◆ **EXERCISE OBJECTIVE**: Print all entries precisely as they are written.

Element data from apps and pages
──────────────────────────────
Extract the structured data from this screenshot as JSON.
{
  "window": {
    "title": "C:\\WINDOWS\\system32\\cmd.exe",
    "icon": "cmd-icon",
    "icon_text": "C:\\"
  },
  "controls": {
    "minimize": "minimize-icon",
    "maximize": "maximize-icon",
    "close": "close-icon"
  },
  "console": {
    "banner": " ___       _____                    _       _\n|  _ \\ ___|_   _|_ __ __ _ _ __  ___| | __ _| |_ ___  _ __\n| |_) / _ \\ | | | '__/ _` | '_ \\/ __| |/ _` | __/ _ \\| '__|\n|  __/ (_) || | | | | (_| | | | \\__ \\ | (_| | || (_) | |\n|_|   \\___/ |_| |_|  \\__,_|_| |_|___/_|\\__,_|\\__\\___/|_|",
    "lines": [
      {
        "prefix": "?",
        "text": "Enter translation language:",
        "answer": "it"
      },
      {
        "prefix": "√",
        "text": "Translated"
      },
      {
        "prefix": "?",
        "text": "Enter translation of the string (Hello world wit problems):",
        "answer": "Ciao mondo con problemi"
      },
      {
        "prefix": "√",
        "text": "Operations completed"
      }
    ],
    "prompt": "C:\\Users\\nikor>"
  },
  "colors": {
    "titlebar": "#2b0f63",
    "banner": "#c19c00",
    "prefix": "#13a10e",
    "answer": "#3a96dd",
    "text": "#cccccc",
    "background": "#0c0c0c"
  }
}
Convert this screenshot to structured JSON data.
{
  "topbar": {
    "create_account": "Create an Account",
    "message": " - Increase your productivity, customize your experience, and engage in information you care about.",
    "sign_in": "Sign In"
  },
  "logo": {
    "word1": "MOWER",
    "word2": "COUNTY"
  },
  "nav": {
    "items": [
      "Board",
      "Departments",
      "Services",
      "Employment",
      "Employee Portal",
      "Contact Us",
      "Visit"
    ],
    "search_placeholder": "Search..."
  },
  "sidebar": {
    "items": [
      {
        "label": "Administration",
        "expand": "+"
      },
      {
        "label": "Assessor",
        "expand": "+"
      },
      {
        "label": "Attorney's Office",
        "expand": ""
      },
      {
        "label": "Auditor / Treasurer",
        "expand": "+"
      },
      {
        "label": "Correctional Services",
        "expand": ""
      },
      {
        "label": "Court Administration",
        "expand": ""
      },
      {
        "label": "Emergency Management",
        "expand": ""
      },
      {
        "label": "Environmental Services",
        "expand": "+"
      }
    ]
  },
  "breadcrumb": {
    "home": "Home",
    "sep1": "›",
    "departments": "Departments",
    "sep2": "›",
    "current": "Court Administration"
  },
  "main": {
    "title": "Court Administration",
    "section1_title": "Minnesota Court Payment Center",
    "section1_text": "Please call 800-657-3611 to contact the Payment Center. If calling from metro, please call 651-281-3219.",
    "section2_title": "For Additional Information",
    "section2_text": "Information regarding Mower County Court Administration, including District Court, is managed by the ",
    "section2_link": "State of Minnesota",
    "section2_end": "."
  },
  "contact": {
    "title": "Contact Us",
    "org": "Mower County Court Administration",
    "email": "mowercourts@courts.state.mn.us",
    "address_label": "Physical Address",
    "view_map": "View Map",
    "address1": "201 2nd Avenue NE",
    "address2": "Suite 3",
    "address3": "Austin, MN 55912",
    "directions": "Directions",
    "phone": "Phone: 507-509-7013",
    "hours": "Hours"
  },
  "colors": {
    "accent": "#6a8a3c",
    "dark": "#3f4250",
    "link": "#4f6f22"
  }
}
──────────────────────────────
◆ **YOUR RESPONSE**:
Extract the structured data from this screenshot as JSON.
{
  "window": {
    "title": "C:\\WINDOWS\\system32\\cmd.exe",
    "icon": "cmd-icon",
    "icon_text": "C:\\"
  },
  "controls": {
    "minimize": "minimize-icon",
    "maximize": "maximize-icon",
    "close": "close-icon"
  },
  "console": {
    "banner": " ___       _____                    _       _\n|  _ \\ ___|_   _|_ __ __ _ _ __  ___| | __ _| |_ ___  _ __\n| |_) / _ \\ | | | '__/ _` | '_ \\/ __| |/ _` | __/ _ \\| '__|\n|  __/ (_) || | | | | (_| | | | \\__ \\ | (_| | || (_) | |\n|_|   \\___/ |_| |_|  \\__,_|_| |_|___/_|\\__,_|\\__\\___/|_|",
    "lines": [
      {
        "prefix": "?",
        "text": "Enter translation language:",
        "answer": "it"
      },
      {
        "prefix": "√",
        "text": "Translated"
      },
      {
        "prefix": "?",
        "text": "Enter translation of the string (Hello world wit problems):",
        "answer": "Ciao mondo con problemi"
      },
      {
        "prefix": "√",
        "text": "Operations completed"
      }
    ],
    "prompt": "C:\\Users\\nikor>"
  },
  "colors": {
    "titlebar": "#2b0f63",
    "banner": "#c19c00",
    "prefix": "#13a10e",
    "answer": "#3a96dd",
    "text": "#cccccc",
    "background": "#0c0c0c"
  }
}
Convert this screenshot to structured JSON data.
{
  "topbar": {
    "create_account": "Create an Account",
    "message": " - Increase your productivity, customize your experience, and engage in information you care about.",
    "sign_in": "Sign In"
  },
  "logo": {
    "word1": "MOWER",
    "word2": "COUNTY"
  },
  "nav": {
    "items": [
      "Board",
      "Departments",
      "Services",
      "Employment",
      "Employee Portal",
      "Contact Us",
      "Visit"
    ],
    "search_placeholder": "Search..."
  },
  "sidebar": {
    "items": [
      {
        "label": "Administration",
        "expand": "+"
      },
      {
        "label": "Assessor",
        "expand": "+"
      },
      {
        "label": "Attorney's Office",
        "expand": ""
      },
      {
        "label": "Auditor / Treasurer",
        "expand": "+"
      },
      {
        "label": "Correctional Services",
        "expand": ""
      },
      {
        "label": "Court Administration",
        "expand": ""
      },
      {
        "label": "Emergency Management",
        "expand": ""
      },
      {
        "label": "Environmental Services",
        "expand": "+"
      }
    ]
  },
  "breadcrumb": {
    "home": "Home",
    "sep1": "›",
    "departments": "Departments",
    "sep2": "›",
    "current": "Court Administration"
  },
  "main": {
    "title": "Court Administration",
    "section1_title": "Minnesota Court Payment Center",
    "section1_text": "Please call 800-657-3611 to contact the Payment Center. If calling from metro, please call 651-281-3219.",
    "section2_title": "For Additional Information",
    "section2_text": "Information regarding Mower County Court Administration, including District Court, is managed by the ",
    "section2_link": "State of Minnesota",
    "section2_end": "."
  },
  "contact": {
    "title": "Contact Us",
    "org": "Mower County Court Administration",
    "email": "mowercourts@courts.state.mn.us",
    "address_label": "Physical Address",
    "view_map": "View Map",
    "address1": "201 2nd Avenue NE",
    "address2": "Suite 3",
    "address3": "Austin, MN 55912",
    "directions": "Directions",
    "phone": "Phone: 507-509-7013",
    "hours": "Hours"
  },
  "colors": {
    "accent": "#6a8a3c",
    "dark": "#3f4250",
    "link": "#4f6f22"
  }
}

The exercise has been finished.